- What is required:
Could you write out, exactly and with no pictures, every line from the one containing "Enumerate this screenshot's" through the last line of the entries?

- Source material:
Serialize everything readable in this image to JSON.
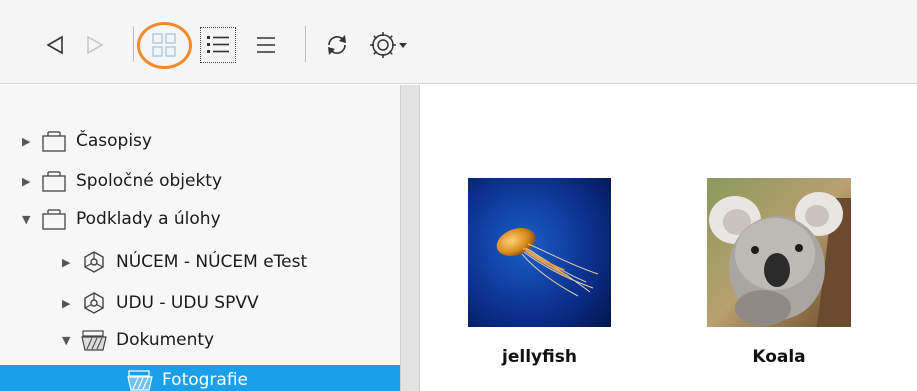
{
  "toolbar": {
    "back": "back-icon",
    "forward": "forward-icon",
    "views": [
      "grid-view-icon",
      "detail-list-view-icon",
      "list-view-icon"
    ],
    "refresh": "refresh-icon",
    "settings": "gear-icon",
    "settings_menu": "chevron-down-icon",
    "highlight_color": "#f08a2a"
  },
  "tree": {
    "items": [
      {
        "label": "Časopisy",
        "expanded": false
      },
      {
        "label": "Spoločné objekty",
        "expanded": false
      },
      {
        "label": "Podklady a úlohy",
        "expanded": true
      },
      {
        "label": "NÚCEM - NÚCEM eTest",
        "expanded": false
      },
      {
        "label": "UDU - UDU SPVV",
        "expanded": false
      },
      {
        "label": "Dokumenty",
        "expanded": true
      },
      {
        "label": "Fotografie",
        "selected": true
      }
    ],
    "selected_color": "#1aa0ea"
  },
  "content": {
    "items": [
      {
        "caption": "jellyfish"
      },
      {
        "caption": "Koala"
      }
    ]
  }
}
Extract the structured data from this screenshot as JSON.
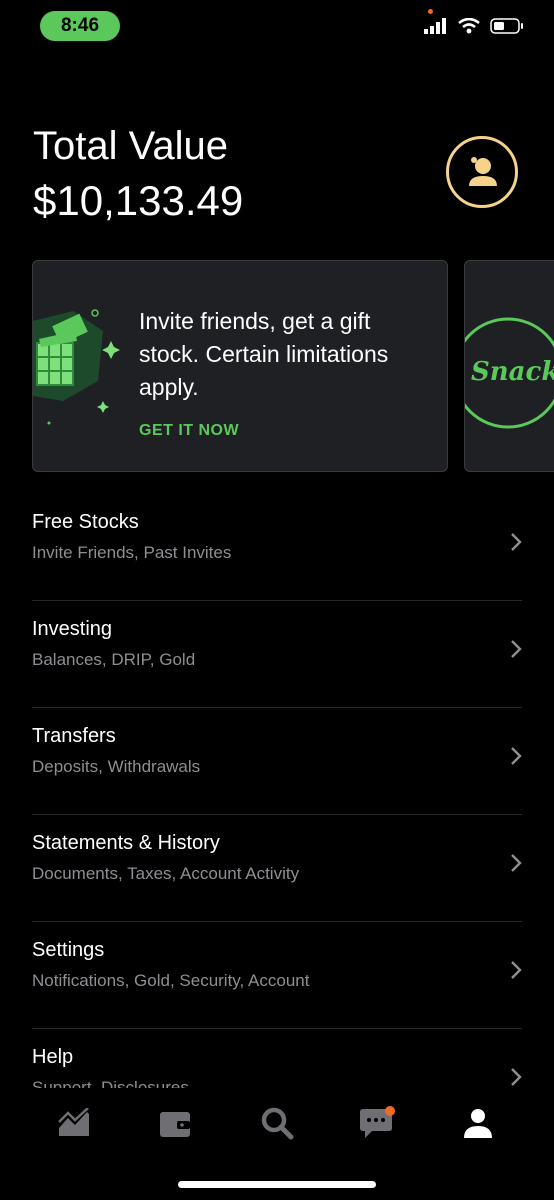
{
  "status_bar": {
    "time": "8:46"
  },
  "header": {
    "title": "Total Value",
    "total_value": "$10,133.49"
  },
  "promo": {
    "text": "Invite friends, get a gift stock. Certain limitations apply.",
    "cta": "GET IT NOW",
    "next_card_logo_text": "Snacks"
  },
  "menu": [
    {
      "title": "Free Stocks",
      "subtitle": "Invite Friends, Past Invites"
    },
    {
      "title": "Investing",
      "subtitle": "Balances, DRIP, Gold"
    },
    {
      "title": "Transfers",
      "subtitle": "Deposits, Withdrawals"
    },
    {
      "title": "Statements & History",
      "subtitle": "Documents, Taxes, Account Activity"
    },
    {
      "title": "Settings",
      "subtitle": "Notifications, Gold, Security, Account"
    },
    {
      "title": "Help",
      "subtitle": "Support, Disclosures"
    }
  ],
  "tabbar": {
    "items": [
      "chart-icon",
      "wallet-icon",
      "search-icon",
      "messages-icon",
      "profile-icon"
    ],
    "active": "profile-icon"
  },
  "colors": {
    "accent_green": "#5ac85a",
    "gold": "#f5d38a",
    "notification": "#f26a21"
  }
}
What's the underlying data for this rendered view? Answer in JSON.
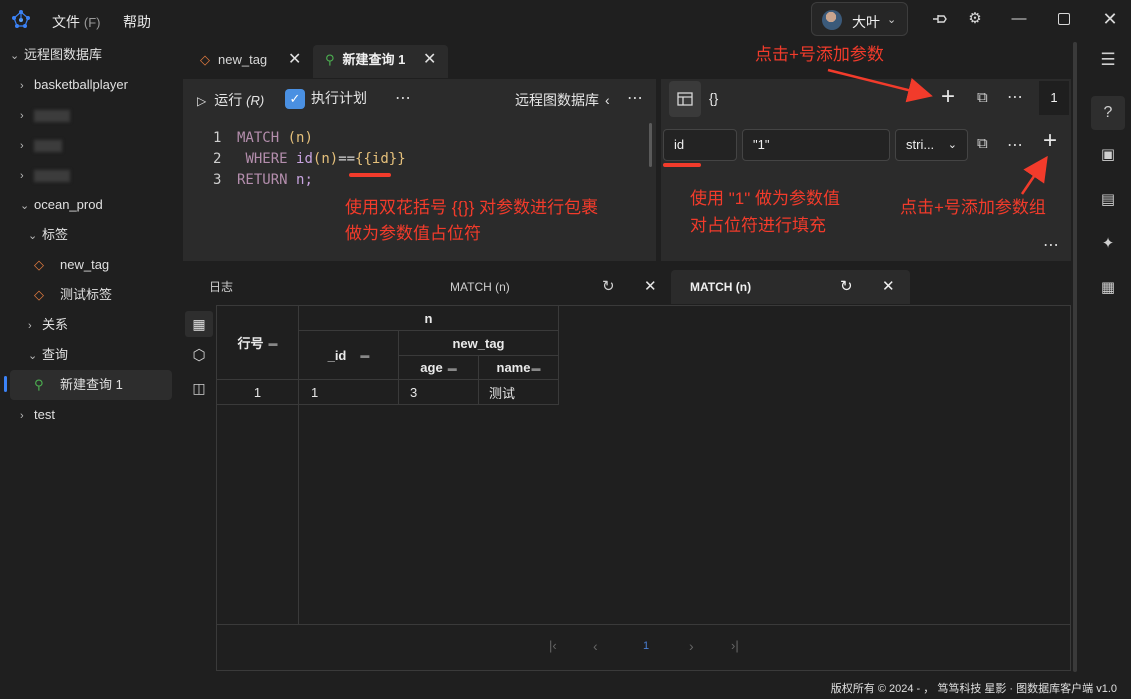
{
  "titlebar": {
    "menu_file": "文件",
    "menu_file_accel": "(F)",
    "menu_help": "帮助",
    "user_name": "大叶"
  },
  "sidebar": {
    "root": "远程图数据库",
    "items": [
      {
        "label": "basketballplayer"
      },
      {
        "label": "ocean_prod"
      },
      {
        "label": "标签"
      },
      {
        "label": "new_tag"
      },
      {
        "label": "测试标签"
      },
      {
        "label": "关系"
      },
      {
        "label": "查询"
      },
      {
        "label": "新建查询 1"
      },
      {
        "label": "test"
      }
    ]
  },
  "editor_tabs": [
    {
      "label": "new_tag"
    },
    {
      "label": "新建查询 1"
    }
  ],
  "editor": {
    "run_label": "运行",
    "run_accel": "(R)",
    "plan_label": "执行计划",
    "connection": "远程图数据库",
    "lines": [
      {
        "num": "1",
        "kw": "MATCH",
        "rest": "(n)"
      },
      {
        "num": "2",
        "kw": "WHERE",
        "fn": "id",
        "arg": "(n)",
        "op": "==",
        "ph": "{{id}}"
      },
      {
        "num": "3",
        "kw": "RETURN",
        "rest": "n;"
      }
    ]
  },
  "params": {
    "braces_label": "{}",
    "count": "1",
    "name": "id",
    "value": "\"1\"",
    "type": "stri..."
  },
  "result_tabs": [
    {
      "label": "日志"
    },
    {
      "label": "MATCH (n)"
    },
    {
      "label": "MATCH (n)"
    }
  ],
  "table": {
    "row_header": "行号",
    "group_n": "n",
    "col_id": "_id",
    "group_tag": "new_tag",
    "col_age": "age",
    "col_name": "name",
    "rows": [
      {
        "row": "1",
        "id": "1",
        "age": "3",
        "name": "测试"
      }
    ]
  },
  "pagination": {
    "page": "1"
  },
  "status": {
    "text": "版权所有 © 2024 - ，  笃笃科技  星影 · 图数据库客户端  v1.0"
  },
  "annotations": {
    "add_param": "点击+号添加参数",
    "wrap_hint_1": "使用双花括号 {{}} 对参数进行包裹",
    "wrap_hint_2": "做为参数值占位符",
    "fill_hint_1": "使用 \"1\" 做为参数值",
    "fill_hint_2": "对占位符进行填充",
    "add_group": "点击+号添加参数组"
  },
  "colors": {
    "annotation": "#f23b2b",
    "keyword": "#b48ead",
    "placeholder": "#e5c07b",
    "accent": "#3b82f6"
  }
}
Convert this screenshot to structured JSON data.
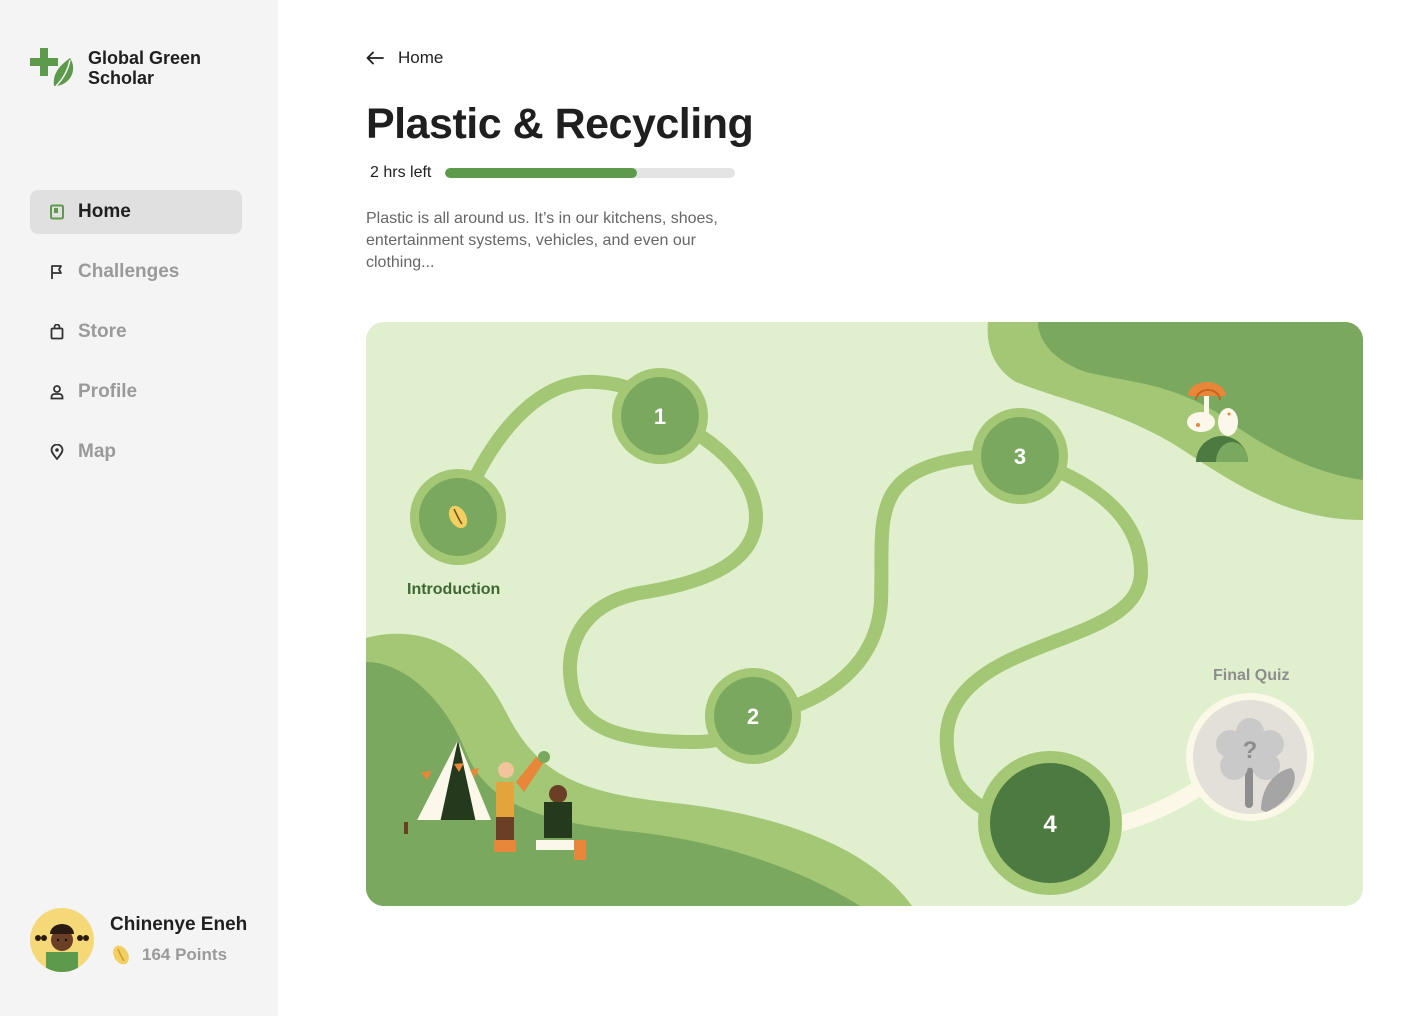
{
  "brand": {
    "name": "Global Green Scholar",
    "logo_icon": "leaf-cross-logo",
    "accent": "#5e9a4c"
  },
  "nav": {
    "items": [
      {
        "label": "Home",
        "icon": "book-icon",
        "active": true
      },
      {
        "label": "Challenges",
        "icon": "flag-icon",
        "active": false
      },
      {
        "label": "Store",
        "icon": "bag-icon",
        "active": false
      },
      {
        "label": "Profile",
        "icon": "person-icon",
        "active": false
      },
      {
        "label": "Map",
        "icon": "pin-icon",
        "active": false
      }
    ]
  },
  "user": {
    "name": "Chinenye Eneh",
    "points": "164 Points",
    "points_icon": "seed-icon"
  },
  "page": {
    "back_label": "Home",
    "title": "Plastic & Recycling",
    "time_left": "2 hrs left",
    "progress": 0.66,
    "description": "Plastic is all around us. It’s in our kitchens, shoes, entertainment systems, vehicles, and even our clothing..."
  },
  "map": {
    "intro_label": "Introduction",
    "final_label": "Final Quiz",
    "final_icon": "question-flower-icon",
    "steps": [
      "1",
      "2",
      "3",
      "4"
    ],
    "colors": {
      "background": "#e0efcd",
      "path": "#a3c774",
      "node": "#7aa85e",
      "current": "#4d7a40",
      "hill": "#7aa85e"
    }
  }
}
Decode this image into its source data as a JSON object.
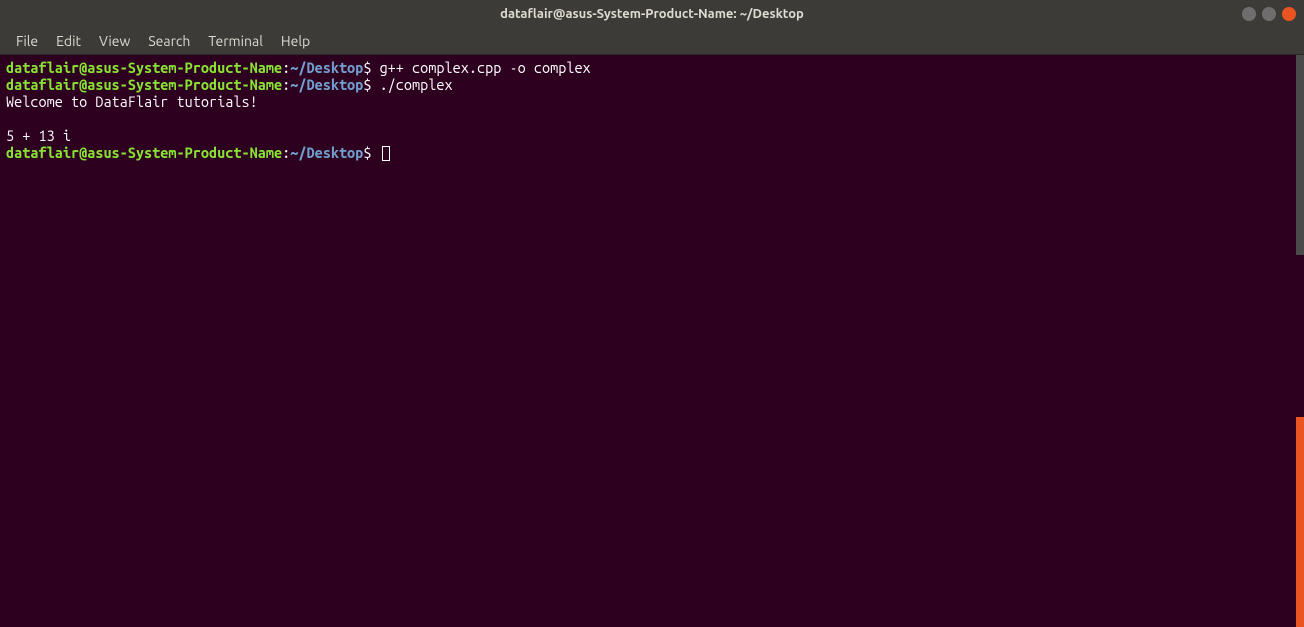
{
  "window": {
    "title": "dataflair@asus-System-Product-Name: ~/Desktop"
  },
  "menubar": {
    "items": [
      "File",
      "Edit",
      "View",
      "Search",
      "Terminal",
      "Help"
    ]
  },
  "prompt": {
    "user_host": "dataflair@asus-System-Product-Name",
    "colon": ":",
    "path_tilde": "~/Desktop",
    "dollar": "$"
  },
  "lines": [
    {
      "type": "prompt",
      "command": "g++ complex.cpp -o complex"
    },
    {
      "type": "prompt",
      "command": "./complex"
    },
    {
      "type": "output",
      "text": "Welcome to DataFlair tutorials!"
    },
    {
      "type": "blank",
      "text": ""
    },
    {
      "type": "output",
      "text": "5 + 13 i"
    },
    {
      "type": "prompt",
      "command": "",
      "cursor": true
    }
  ]
}
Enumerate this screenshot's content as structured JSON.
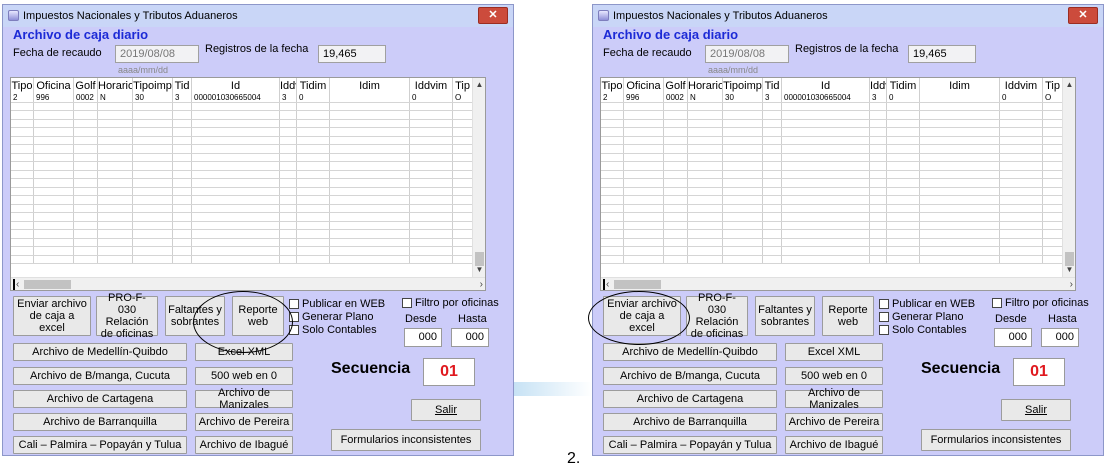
{
  "caption": "2.",
  "window": {
    "title": "Impuestos Nacionales y Tributos Aduaneros",
    "close_label": "✕",
    "heading": "Archivo de caja diario",
    "fecha_label": "Fecha de recaudo",
    "fecha_value": "2019/08/08",
    "fecha_hint": "aaaa/mm/dd",
    "registros_label": "Registros de la fecha",
    "registros_value": "19,465"
  },
  "grid": {
    "columns": [
      "Tipo",
      "Oficina",
      "Golf",
      "Horario",
      "Tipoimp",
      "Tid",
      "Id",
      "Iddv",
      "Tidim",
      "Idim",
      "Iddvim",
      "Tip"
    ],
    "row": [
      "2",
      "996",
      "0002",
      "N",
      "30",
      "3",
      "000001030665004",
      "3",
      "0",
      "",
      "0",
      "O"
    ]
  },
  "buttons": {
    "enviar": "Enviar archivo de caja a excel",
    "pro_f030": "PRO-F-030 Relación de oficinas",
    "faltantes": "Faltantes y sobrantes",
    "reporte": "Reporte web",
    "salir": "Salir",
    "formularios": "Formularios inconsistentes",
    "archivos_left": [
      "Archivo de Medellín-Quibdo",
      "Archivo de B/manga, Cucuta",
      "Archivo de Cartagena",
      "Archivo de Barranquilla",
      "Cali – Palmira – Popayán y Tulua"
    ],
    "archivos_right": [
      "Excel XML",
      "500 web en 0",
      "Archivo de Manizales",
      "Archivo de Pereira",
      "Archivo de Ibagué"
    ]
  },
  "options": {
    "publicar": "Publicar en WEB",
    "generar": "Generar Plano",
    "solo": "Solo Contables",
    "filtro": "Filtro por oficinas",
    "desde_label": "Desde",
    "hasta_label": "Hasta",
    "desde_value": "000",
    "hasta_value": "000"
  },
  "secuencia": {
    "label": "Secuencia",
    "value": "01"
  }
}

- Response to this exercise:
Enumerate this screenshot's content as structured JSON.
{
  "caption": "2.",
  "window": {
    "title": "Impuestos Nacionales y Tributos Aduaneros",
    "close_label": "✕",
    "heading": "Archivo de caja diario",
    "fecha_label": "Fecha de recaudo",
    "fecha_value": "2019/08/08",
    "fecha_hint": "aaaa/mm/dd",
    "registros_label": "Registros de la fecha",
    "registros_value": "19,465"
  },
  "grid": {
    "columns": [
      "Tipo",
      "Oficina",
      "Golf",
      "Horario",
      "Tipoimp",
      "Tid",
      "Id",
      "Iddv",
      "Tidim",
      "Idim",
      "Iddvim",
      "Tip"
    ],
    "row": [
      "2",
      "996",
      "0002",
      "N",
      "30",
      "3",
      "000001030665004",
      "3",
      "0",
      "",
      "0",
      "O"
    ]
  },
  "buttons": {
    "enviar": "Enviar archivo de caja a excel",
    "pro_f030": "PRO-F-030 Relación de oficinas",
    "faltantes": "Faltantes y sobrantes",
    "reporte": "Reporte web",
    "salir": "Salir",
    "formularios": "Formularios inconsistentes",
    "archivos_left": [
      "Archivo de Medellín-Quibdo",
      "Archivo de B/manga, Cucuta",
      "Archivo de Cartagena",
      "Archivo de Barranquilla",
      "Cali – Palmira – Popayán y Tulua"
    ],
    "archivos_right": [
      "Excel XML",
      "500 web en 0",
      "Archivo de Manizales",
      "Archivo de Pereira",
      "Archivo de Ibagué"
    ]
  },
  "options": {
    "publicar": "Publicar en WEB",
    "generar": "Generar Plano",
    "solo": "Solo Contables",
    "filtro": "Filtro por oficinas",
    "desde_label": "Desde",
    "hasta_label": "Hasta",
    "desde_value": "000",
    "hasta_value": "000"
  },
  "secuencia": {
    "label": "Secuencia",
    "value": "01"
  }
}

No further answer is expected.